- I always assumed, based on its presence in this song, that the phrase "monster switch" pre-existed as music-industry-insider slang for 'the one extra thing (payola radio rotation, Jimmy Jam & Terry Lewis, Letterman appearance, opening for Soundgarden, paid-to-faint-and-scream Bobby-Sox-girls, whatever it takes) needed to take this great thing you've got going here guys (awesome new single fellas, killer set last week at Bonaroo) into the stratosphere'. Googling now I can't find evidence for that assumption so it's possible that Linnell coined the phrase. In either case I believe the word monster in this song has the same meaning it does in Pink Floyd's Have a Cigar. By the way, which one of you is Giant? --Nehushtan (talk) 05:34, 15 July 2019 (EDT)
They Might Be Purists
I've always thought of this song as a conversation between the Johns, almost. "Flansy, we work so hard to do our craft well, but it's a big big whoredom out there! It's not fair!" "No, no, Sid. The smart ones always prevail. We'll be alright." "NO!!! the big big whoredom scares me!" They go back and forth until Flansy succumbs to the depressing thought. It's fitting that they're both depressed by the end.
Facing the reality of the business world
This song is sung from the perspective of two different people, seemingly a man and a woman in a relationship.
The first verse is from the man's perspective. He asks his 'baby' what is bringing her down:
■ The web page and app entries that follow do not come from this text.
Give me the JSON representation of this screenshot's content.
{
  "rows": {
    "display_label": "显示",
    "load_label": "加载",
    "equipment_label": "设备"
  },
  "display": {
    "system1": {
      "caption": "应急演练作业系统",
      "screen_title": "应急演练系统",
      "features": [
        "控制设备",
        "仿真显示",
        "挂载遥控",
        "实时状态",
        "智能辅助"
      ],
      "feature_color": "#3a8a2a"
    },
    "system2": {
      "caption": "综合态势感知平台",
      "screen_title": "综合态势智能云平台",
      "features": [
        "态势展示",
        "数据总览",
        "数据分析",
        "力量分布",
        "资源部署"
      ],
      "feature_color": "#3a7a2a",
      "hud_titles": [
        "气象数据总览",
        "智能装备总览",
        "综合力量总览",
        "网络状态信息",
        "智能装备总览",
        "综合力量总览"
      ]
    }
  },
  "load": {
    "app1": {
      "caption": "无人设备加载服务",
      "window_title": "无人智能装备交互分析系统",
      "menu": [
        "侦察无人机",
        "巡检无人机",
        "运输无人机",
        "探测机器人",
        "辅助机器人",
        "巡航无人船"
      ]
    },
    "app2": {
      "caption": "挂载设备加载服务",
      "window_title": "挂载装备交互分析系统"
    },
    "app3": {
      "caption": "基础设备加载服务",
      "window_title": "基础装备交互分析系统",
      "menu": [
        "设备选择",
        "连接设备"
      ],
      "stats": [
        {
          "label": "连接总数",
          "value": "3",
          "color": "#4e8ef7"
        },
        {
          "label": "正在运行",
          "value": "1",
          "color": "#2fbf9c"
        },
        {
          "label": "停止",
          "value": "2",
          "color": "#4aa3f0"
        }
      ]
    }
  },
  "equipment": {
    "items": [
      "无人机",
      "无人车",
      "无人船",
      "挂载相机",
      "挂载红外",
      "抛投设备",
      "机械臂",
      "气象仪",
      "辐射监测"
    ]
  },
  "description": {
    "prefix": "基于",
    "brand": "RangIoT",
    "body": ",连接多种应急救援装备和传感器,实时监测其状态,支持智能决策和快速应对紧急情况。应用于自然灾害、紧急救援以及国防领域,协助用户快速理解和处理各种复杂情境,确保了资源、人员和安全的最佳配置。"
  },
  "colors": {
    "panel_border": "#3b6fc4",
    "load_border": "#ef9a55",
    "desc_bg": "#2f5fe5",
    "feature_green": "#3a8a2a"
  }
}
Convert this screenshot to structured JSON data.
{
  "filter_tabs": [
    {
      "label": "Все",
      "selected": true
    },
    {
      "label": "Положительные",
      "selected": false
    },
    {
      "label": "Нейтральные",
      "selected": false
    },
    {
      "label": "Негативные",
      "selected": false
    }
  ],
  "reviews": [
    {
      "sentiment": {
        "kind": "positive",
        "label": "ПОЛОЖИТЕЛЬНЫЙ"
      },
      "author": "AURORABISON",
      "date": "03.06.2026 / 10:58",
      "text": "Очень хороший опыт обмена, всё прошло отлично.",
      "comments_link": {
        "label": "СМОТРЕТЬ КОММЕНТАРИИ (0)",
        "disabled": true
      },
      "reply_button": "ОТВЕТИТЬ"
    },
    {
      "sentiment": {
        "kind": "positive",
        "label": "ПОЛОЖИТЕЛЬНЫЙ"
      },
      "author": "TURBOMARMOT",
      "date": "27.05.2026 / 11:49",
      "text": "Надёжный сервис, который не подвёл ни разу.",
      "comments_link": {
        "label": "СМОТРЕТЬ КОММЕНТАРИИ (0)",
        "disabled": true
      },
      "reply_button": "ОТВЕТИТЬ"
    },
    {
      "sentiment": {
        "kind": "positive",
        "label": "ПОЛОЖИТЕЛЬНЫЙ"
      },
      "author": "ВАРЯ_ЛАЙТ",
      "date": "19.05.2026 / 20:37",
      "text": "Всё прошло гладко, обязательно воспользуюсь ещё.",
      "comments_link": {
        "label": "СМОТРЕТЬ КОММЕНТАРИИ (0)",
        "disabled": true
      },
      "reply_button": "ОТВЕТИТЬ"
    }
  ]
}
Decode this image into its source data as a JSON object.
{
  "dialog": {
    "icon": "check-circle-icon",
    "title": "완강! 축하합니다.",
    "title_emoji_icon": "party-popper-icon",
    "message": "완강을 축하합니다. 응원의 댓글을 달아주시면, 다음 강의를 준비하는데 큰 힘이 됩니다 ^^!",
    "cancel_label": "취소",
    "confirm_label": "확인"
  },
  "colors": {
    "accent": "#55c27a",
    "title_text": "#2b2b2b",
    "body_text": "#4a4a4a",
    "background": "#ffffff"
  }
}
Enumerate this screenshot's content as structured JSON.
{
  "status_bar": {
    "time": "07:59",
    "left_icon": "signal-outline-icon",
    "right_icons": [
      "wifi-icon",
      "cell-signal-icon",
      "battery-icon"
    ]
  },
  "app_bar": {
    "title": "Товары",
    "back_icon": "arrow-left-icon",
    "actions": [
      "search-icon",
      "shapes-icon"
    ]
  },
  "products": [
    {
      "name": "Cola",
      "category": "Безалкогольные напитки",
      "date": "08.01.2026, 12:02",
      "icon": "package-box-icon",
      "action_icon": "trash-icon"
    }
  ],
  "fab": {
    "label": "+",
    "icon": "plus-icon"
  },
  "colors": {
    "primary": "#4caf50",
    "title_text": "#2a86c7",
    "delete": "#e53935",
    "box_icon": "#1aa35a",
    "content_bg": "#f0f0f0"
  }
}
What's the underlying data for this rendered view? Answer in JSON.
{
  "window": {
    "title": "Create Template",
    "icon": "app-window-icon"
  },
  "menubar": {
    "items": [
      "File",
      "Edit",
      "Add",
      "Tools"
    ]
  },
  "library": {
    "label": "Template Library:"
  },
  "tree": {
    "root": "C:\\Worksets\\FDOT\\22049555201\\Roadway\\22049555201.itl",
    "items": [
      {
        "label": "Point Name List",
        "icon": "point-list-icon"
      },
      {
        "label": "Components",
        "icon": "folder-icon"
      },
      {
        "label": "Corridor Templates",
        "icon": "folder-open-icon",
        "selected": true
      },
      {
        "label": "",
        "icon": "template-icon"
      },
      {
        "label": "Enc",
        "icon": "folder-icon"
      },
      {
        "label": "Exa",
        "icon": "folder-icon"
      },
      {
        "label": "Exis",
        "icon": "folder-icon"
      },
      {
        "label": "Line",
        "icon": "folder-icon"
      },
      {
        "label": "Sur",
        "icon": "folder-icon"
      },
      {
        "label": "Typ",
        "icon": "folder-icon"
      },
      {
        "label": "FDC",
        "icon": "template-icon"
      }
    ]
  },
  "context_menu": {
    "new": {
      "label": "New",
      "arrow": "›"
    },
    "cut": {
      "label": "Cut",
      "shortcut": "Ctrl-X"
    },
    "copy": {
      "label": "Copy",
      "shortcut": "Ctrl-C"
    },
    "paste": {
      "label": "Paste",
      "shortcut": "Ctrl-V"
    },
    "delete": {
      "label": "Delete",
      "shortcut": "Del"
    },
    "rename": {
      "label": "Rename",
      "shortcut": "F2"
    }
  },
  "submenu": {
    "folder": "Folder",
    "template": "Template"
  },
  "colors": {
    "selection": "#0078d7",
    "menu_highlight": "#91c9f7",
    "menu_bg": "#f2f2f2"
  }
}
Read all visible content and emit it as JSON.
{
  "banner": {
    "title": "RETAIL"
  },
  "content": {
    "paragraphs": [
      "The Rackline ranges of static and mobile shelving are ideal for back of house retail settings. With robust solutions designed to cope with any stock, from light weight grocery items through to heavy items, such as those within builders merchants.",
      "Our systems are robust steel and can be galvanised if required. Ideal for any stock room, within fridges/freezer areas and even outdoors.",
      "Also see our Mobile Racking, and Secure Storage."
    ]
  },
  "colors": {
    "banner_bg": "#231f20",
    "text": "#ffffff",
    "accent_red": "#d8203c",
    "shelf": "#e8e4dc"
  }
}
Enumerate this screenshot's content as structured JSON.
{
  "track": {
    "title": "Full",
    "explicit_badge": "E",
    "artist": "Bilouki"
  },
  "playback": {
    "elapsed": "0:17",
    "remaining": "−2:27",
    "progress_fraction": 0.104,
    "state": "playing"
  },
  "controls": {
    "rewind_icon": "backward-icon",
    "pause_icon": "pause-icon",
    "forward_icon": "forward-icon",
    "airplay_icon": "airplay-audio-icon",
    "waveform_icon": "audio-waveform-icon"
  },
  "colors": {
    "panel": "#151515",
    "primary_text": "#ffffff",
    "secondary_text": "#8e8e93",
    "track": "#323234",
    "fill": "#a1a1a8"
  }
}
She replies that what is bothering her is that "we work the hardest to be the smartest / and the big big whoredom scared me". She is lamenting that they have worked hard to be "smart", perhaps putting themselves through advanced education in the hope of achieving something in the world, but has found herself scared by the reality of the real world where being educated is not enough and one has to metaphorically prostitute oneself in order to get along in life.
The man replies that "it ain't so bad as you paint it", and says there are more opportunities for them ("plenty more heads of hair for us out there"). He then says that "we'll strike it rich" (they will make money) and that this will be a "monster switch" (a huge turnaround of fortune).
The woman repeats that "big big whoredom" scares her, and the backing vocals of this final chorus show the man's reassuring words "no it doesn't do that", "no no don't be sad", "please please stop it" etc. --astralbee (talk) 17:08, 17 September 2020 (EDT)
Many more heads of hair out there
I think this line is a reference to Head (1968), a highly satirical movie about fame and musical stardom. The movie features The Monkees (themselves at the height of their own stardom at the time), and makes heavy use of surrealism to depict musical stardom as a trap or prison into which the band becomes relentlessly ensnared. In one scene, the band members "escape", only to find themselves starring in a TV commercial, where they are dressed as white flakes of dandruff being vacuumed out of an enormous head of hair. It's evocative of the way that musical stardom invariably turns into the corporate whoredom being lamented in "The Big Big Whoredom"
The Johns, being quite avid film buffs (the name "They Might Be Giants" is itself a reference to a film from the same era) would definitely have been aware of "Head", and the use of playful surrealism as a vehicle for weighty social commentary is certainly a familiar theme in their own music. --Blipvert (talk)